“I’ve had fun looking inside all the planes today,” she said. “Since middle school I’ve said, ‘I’m going to fly.’ All I want to do when I go into the Air Force is fly some planes.”
But there are plenty of aviation career opportunities outside of the flight cockpit, a point Saturday’s event stressed. These include mechanics, technicians, electricians and other fields for those with interests in math and science curriculums.
“One of the misconceptions is that to get involved in aviation you’ve got to be a pilot,” Faulkenberry said. “But for any of the technology tracks that these kids are on, there’s a career in aviation.”
In fact, the Golden Isles College & Career Academy hopes to offer an aviation program by the fall, said Rick Townsend, CEO of the county public charter school that serves high school-age students and adults. The program would focus on an array of aircraft maintenance issues, from the frame to the mechanics to the wiring.
Career Academy officials are awaiting word on accreditation from the Southern Association of Colleges and Schools.
Five students from the Career Academy are presently enrolled in an apprentice program with Gulfstream Aerospace Corporation at the Brunswick Golden Isles Airport off of Glynco Parkway, he said.
“It’s important to understand the great career paths available in aviation,” Townsend said. “We’re excited about this.”
Salaries in the field can range from nearly $45,000 for entry-level aviation mechanics to $220,000 for a senior-level commercial pilot, said Terra Winslett, property and marketing manager for the county Airport Commission. Many of those opportunities exist locally, with both Gulfstream and Stambaugh Aviation among the county’s top 10 industrial employers, Faulkenberry said.
Outside on the tarmac Saturday, cloudy skies and a steady drizzle hardly deterred the stream of young men and women who milled about inspecting an assortment of aircraft. Some 140 youngsters signed up for a free flight over the Golden Isles, via pilots with the local chapter of the Experimental Aircraft Association. Rain forced the postponement until a sunnier day of those promised flights, which parents will be happy to note are to take place in conventional six- and four-seater aircraft.
The local Experimental Aircraft Association first joined forces with other like-minded organizations in the Golden Isles to host the event after realizing a new generation will soon need to step into their shoes.
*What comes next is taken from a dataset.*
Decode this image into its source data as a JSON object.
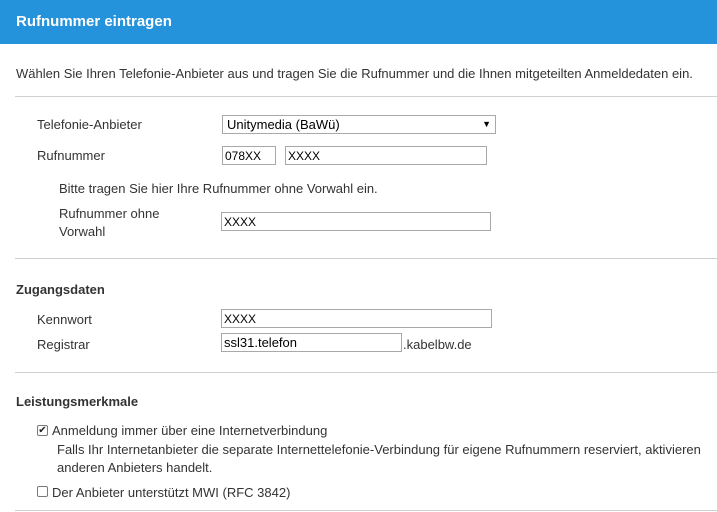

Other sponsors of the event include the Civil Air Patrol, the Career Academy, Golden Isles Aviation and the county Airport Commission.
Out on that tarmac, Brunswick pilot Mike Whitehead entertained varied and curious questions from youngsters about his Cozy III, a compact V-shaped craft.
“As we get older, we need people to fill our places,” Whitehead said. “They are a good group of kids — smart, polite and I think they’re probably learning a few things, so that’s good.”